November 28th – The Festival of the Dictator Postponed

The counter-demonstrators who were out in the streets fighting the good fight on this day in 1888 undoubtedly saved many lives. It’s said that for every year that the Traitor King was in power five thousand people died, and so the two years without his rule that the events in and around Troughwater Street gave the City are certainly cause for a celebration, albeit one which is tinged with a certain melancholy at the knowledge of what happened next.

The Monarchist League was a fairly short-lived group, partly because of the events commemorated today, but also because their membership was later funnelled into more official forms: the police and secret police that upheld the brutal reign of the Traitor King. Under the leadership of Rennault Castor, who was in the pay of Traitor King, whilst he still remained a prince. Castor displayed many of the megalomaniacal tendencies that his master did, but coupled these with an obsequious manner that made him a particularly good lackey; he followed any orders given to him without question or hesitation. In 1888, the Prince ordered him to organise a march of his pseudo-military forces, right through the Warrens, where the majority of the opposition to the Prince’s authoritarian politics was based. It was intended to be a show of strength, a warning to all those that spoke out against the Prince’s forthcoming power grab (for which he was already positioning), and so it was publicised heavily for a week or so beforehand, to gain the highest number of marchers. The Warrens were, therefore, ready.

They sent the defence brigades in first, primarily those from the more monarchist districts like Ranaclois and Darksheve’s, alongside private mercenaries dressed up in their uniforms. According to the law, it was illegal to prevent a street protest which had been cleared with Parliament, as this one had (Parliament, despite their pretensions at democracy, were always a bunch of rich old men, and never represented the working Buentoillitant), and so the defence brigades went in mob-handed, beating the anti-monarchists who turned out in great numbers to halt the march. They managed to tear down two of the barricades in Toughwater street before they were pushed back, at which point the monarchist demonstrators stepped into the fracas. It’s estimated that a quarter of a million people filled the cramped alleys on the anti-monarchist side; there were communists and anarchists and religious minorities and trade unionists and non-affiliated members of the local community who wanted to take a stand against hate, all working together with common purpose.

Toughwater street is the largest of the streets that worm through that twisted amalgam of architecture, cutting a large arc through the eastern half. Above there are still the customary connecting walkways and clothes lines and tall buildings, so it appears something like a man-made canyon. On the walkways above that day, children threw rocks and pans of boiling water down onto the monarchist thugs below, and the adults below formed tight formations, wielding hammers and broom handles and the like to combat the batons and clubs of the monarchist-supporting brigades.
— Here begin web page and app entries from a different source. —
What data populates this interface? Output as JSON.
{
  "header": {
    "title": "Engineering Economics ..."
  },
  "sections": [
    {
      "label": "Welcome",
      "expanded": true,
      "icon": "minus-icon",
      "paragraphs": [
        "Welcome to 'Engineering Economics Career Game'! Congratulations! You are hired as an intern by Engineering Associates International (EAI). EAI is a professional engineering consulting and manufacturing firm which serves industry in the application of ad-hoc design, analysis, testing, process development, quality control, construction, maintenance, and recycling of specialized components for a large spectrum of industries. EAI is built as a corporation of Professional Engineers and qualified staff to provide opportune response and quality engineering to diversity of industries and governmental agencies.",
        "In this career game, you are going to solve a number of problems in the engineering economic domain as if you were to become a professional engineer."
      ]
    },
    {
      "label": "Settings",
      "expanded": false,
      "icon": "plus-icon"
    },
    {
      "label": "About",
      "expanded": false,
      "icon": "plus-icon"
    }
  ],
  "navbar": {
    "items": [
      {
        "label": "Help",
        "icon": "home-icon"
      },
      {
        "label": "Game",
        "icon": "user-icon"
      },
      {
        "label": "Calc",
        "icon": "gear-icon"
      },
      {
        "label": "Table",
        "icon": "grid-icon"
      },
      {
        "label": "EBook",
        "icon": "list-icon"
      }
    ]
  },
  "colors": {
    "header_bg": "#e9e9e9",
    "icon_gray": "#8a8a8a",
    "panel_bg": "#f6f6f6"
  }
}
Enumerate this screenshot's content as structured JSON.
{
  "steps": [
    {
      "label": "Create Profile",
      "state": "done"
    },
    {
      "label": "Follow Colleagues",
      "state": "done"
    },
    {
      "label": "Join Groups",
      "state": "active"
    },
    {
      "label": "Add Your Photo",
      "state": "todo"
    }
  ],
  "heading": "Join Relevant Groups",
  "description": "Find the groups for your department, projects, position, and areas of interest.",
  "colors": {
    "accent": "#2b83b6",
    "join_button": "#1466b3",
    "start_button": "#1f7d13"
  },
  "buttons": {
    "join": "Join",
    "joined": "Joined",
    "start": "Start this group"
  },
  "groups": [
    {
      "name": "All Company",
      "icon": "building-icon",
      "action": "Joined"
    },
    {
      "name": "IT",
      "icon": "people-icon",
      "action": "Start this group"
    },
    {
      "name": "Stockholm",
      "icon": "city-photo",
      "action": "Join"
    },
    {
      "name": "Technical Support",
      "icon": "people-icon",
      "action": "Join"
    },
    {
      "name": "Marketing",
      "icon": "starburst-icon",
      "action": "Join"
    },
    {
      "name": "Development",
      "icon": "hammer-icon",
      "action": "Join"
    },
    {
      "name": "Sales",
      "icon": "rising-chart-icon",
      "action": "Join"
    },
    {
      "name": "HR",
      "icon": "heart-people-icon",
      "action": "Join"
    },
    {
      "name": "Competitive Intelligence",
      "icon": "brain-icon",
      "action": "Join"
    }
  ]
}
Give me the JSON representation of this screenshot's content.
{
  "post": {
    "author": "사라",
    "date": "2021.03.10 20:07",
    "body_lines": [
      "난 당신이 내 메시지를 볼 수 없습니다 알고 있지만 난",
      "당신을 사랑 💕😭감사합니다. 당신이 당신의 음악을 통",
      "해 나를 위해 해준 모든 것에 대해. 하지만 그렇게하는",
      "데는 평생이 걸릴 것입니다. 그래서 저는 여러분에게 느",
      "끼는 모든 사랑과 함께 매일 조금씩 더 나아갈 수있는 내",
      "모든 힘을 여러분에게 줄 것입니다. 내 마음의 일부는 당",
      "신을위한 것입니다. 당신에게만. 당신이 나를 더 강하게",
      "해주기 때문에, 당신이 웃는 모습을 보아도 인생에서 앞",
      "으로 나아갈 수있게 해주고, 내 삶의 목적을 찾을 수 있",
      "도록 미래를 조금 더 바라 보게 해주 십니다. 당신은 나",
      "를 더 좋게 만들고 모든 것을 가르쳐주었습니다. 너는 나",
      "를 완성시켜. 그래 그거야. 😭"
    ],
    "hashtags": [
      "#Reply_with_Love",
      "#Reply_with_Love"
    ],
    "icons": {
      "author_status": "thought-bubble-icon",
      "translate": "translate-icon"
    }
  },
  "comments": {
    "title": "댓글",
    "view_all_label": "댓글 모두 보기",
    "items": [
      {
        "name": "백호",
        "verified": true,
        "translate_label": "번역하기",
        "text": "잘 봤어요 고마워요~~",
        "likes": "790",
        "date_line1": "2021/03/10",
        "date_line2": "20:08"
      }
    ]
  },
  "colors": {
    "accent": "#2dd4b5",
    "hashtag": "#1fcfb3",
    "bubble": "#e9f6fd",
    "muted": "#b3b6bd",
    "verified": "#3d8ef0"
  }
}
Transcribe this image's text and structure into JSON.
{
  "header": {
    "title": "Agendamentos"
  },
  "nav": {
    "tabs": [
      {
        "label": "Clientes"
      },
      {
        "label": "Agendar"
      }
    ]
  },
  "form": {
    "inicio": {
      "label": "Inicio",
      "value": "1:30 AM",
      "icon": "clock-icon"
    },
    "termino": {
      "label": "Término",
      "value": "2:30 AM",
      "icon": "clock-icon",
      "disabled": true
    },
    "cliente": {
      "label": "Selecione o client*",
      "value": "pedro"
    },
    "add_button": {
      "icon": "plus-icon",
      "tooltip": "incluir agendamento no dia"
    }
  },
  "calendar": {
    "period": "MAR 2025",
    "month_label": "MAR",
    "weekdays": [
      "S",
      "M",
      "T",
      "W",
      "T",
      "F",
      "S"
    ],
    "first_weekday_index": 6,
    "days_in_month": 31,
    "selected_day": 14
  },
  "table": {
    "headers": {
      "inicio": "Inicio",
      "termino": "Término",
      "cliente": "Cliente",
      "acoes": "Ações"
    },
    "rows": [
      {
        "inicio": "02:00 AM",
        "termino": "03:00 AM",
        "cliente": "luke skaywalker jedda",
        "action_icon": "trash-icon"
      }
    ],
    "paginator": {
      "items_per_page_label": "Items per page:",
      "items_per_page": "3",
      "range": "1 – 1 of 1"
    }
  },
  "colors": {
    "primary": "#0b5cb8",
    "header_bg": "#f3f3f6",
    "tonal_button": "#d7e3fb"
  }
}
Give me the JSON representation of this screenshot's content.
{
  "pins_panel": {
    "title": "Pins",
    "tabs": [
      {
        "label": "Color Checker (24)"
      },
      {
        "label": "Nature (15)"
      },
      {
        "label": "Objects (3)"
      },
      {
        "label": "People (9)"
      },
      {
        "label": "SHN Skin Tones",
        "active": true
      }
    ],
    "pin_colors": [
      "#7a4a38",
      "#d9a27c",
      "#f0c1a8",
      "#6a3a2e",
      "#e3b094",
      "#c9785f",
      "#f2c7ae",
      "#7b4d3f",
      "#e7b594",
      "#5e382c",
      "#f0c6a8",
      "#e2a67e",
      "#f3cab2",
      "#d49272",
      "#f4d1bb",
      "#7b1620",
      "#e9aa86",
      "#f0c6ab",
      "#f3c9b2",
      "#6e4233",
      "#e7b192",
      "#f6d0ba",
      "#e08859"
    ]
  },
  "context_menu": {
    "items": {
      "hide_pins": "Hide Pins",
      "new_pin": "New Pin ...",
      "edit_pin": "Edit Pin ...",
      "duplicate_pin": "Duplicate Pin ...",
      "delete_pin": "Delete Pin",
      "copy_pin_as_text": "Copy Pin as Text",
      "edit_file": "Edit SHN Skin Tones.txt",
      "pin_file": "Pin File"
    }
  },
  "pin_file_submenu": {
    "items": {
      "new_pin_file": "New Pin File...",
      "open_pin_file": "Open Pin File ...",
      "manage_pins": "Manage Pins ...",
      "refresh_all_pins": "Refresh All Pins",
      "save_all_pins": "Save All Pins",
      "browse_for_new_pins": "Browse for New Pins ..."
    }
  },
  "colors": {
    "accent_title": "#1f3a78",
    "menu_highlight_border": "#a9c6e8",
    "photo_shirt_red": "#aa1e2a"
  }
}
Eventually, the anti-monarchists won the day, and the Monarchist League was defeated, their credibility broken, their outright violence outraging the middle classes, when it was revealed that ‘ordinary’ folk were subject to their predations as well, with the death of ‘Little Jimmy’.

After the celebratory march, with the flags and the chants, the whole street is filled with thronging masses today, and long tables are brought out from the surrounding houses, just as they were thrown out on that day to form the barricades. As with any sort of victory, a feast must be had, and here the traditional dish is an enormous potluck soup, made in an enormous broken drum that was seized from the monarchists, who were using it to try and intimidate the counter-demonstrators. After the aggressors were routed, there was general fanfare, and the people came together to solidify the solidarity between the groups that was forged in the fighting. It is only when everyone has been fed that the attention turns to the memorial, for the three people who died as a result of their injuries sustained in the fighting, and the three anarchists who were killed in the custody of those posing as the defence brigades (seventy counter-demonstrators were arrested, along with three monarchist demonstrators who began shooting at the crowds).

Flowers specially grown in a hothouse are laid in the street underneath the precarious walkway from which ‘Little Jimmy’ and his perhaps less significant but no less important friend Albert Quessinger fell on that day. The two young boys, one from the Warrens, one from an upper-middle class family, who were knocked from the walkway where they were throwing stones by a monarchist thug who threw back a stone. Jimmy Essen was hit square in the head, killing him instantly, and dooming young Albert, who attempted to stop him falling and was taken with him. The death of Jimmy discredited Castor and his League, preventing them from causing too much trouble, and causing Castor to have to flee to Litancha. Later, the Traitor King claimed to have ‘reformed’ the monarchist movement, and even brought back Castor to serve under him during his reign, when most were too scared to object. Victory is sweet, but it’s not always long lived.

Other festivals happening today:

  • The Querulous Pigeon Festival
  • The Kiss of Bliss Festival
  • The Festival of Dunn Terror